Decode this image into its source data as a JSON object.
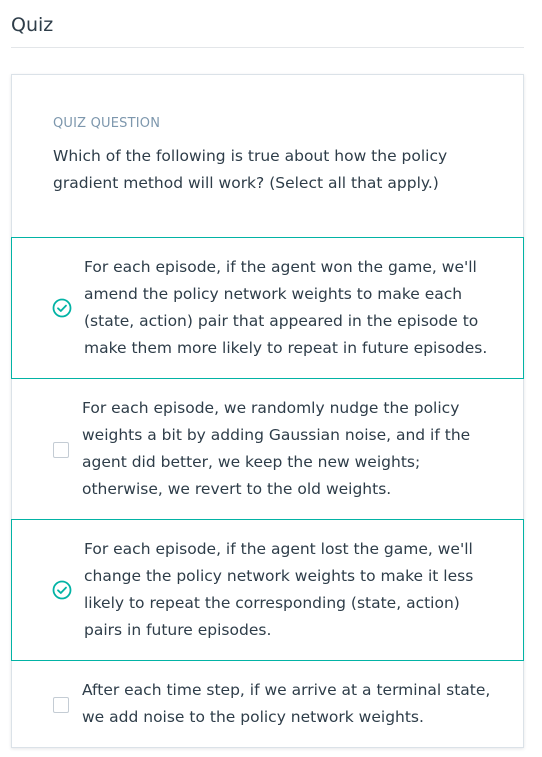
{
  "page": {
    "title": "Quiz"
  },
  "quiz": {
    "eyebrow": "QUIZ QUESTION",
    "question": "Which of the following is true about how the policy gradient method will work? (Select all that apply.)",
    "accent_color": "#02b3a5",
    "options": [
      {
        "text": "For each episode, if the agent won the game, we'll amend the policy network weights to make each (state, action) pair that appeared in the episode to make them more likely to repeat in future episodes.",
        "selected": true,
        "icon": "check-circle-icon"
      },
      {
        "text": "For each episode, we randomly nudge the policy weights a bit by adding Gaussian noise, and if the agent did better, we keep the new weights; otherwise, we revert to the old weights.",
        "selected": false,
        "icon": "checkbox-icon"
      },
      {
        "text": "For each episode, if the agent lost the game, we'll change the policy network weights to make it less likely to repeat the corresponding (state, action) pairs in future episodes.",
        "selected": true,
        "icon": "check-circle-icon"
      },
      {
        "text": "After each time step, if we arrive at a terminal state, we add noise to the policy network weights.",
        "selected": false,
        "icon": "checkbox-icon"
      }
    ]
  }
}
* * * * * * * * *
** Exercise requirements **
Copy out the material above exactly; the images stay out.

** Solution to the exercise **
Decode this image into its source data as a JSON object.
{
  "page": {
    "title": "Quiz"
  },
  "quiz": {
    "eyebrow": "QUIZ QUESTION",
    "question": "Which of the following is true about how the policy gradient method will work? (Select all that apply.)",
    "accent_color": "#02b3a5",
    "options": [
      {
        "text": "For each episode, if the agent won the game, we'll amend the policy network weights to make each (state, action) pair that appeared in the episode to make them more likely to repeat in future episodes.",
        "selected": true,
        "icon": "check-circle-icon"
      },
      {
        "text": "For each episode, we randomly nudge the policy weights a bit by adding Gaussian noise, and if the agent did better, we keep the new weights; otherwise, we revert to the old weights.",
        "selected": false,
        "icon": "checkbox-icon"
      },
      {
        "text": "For each episode, if the agent lost the game, we'll change the policy network weights to make it less likely to repeat the corresponding (state, action) pairs in future episodes.",
        "selected": true,
        "icon": "check-circle-icon"
      },
      {
        "text": "After each time step, if we arrive at a terminal state, we add noise to the policy network weights.",
        "selected": false,
        "icon": "checkbox-icon"
      }
    ]
  }
}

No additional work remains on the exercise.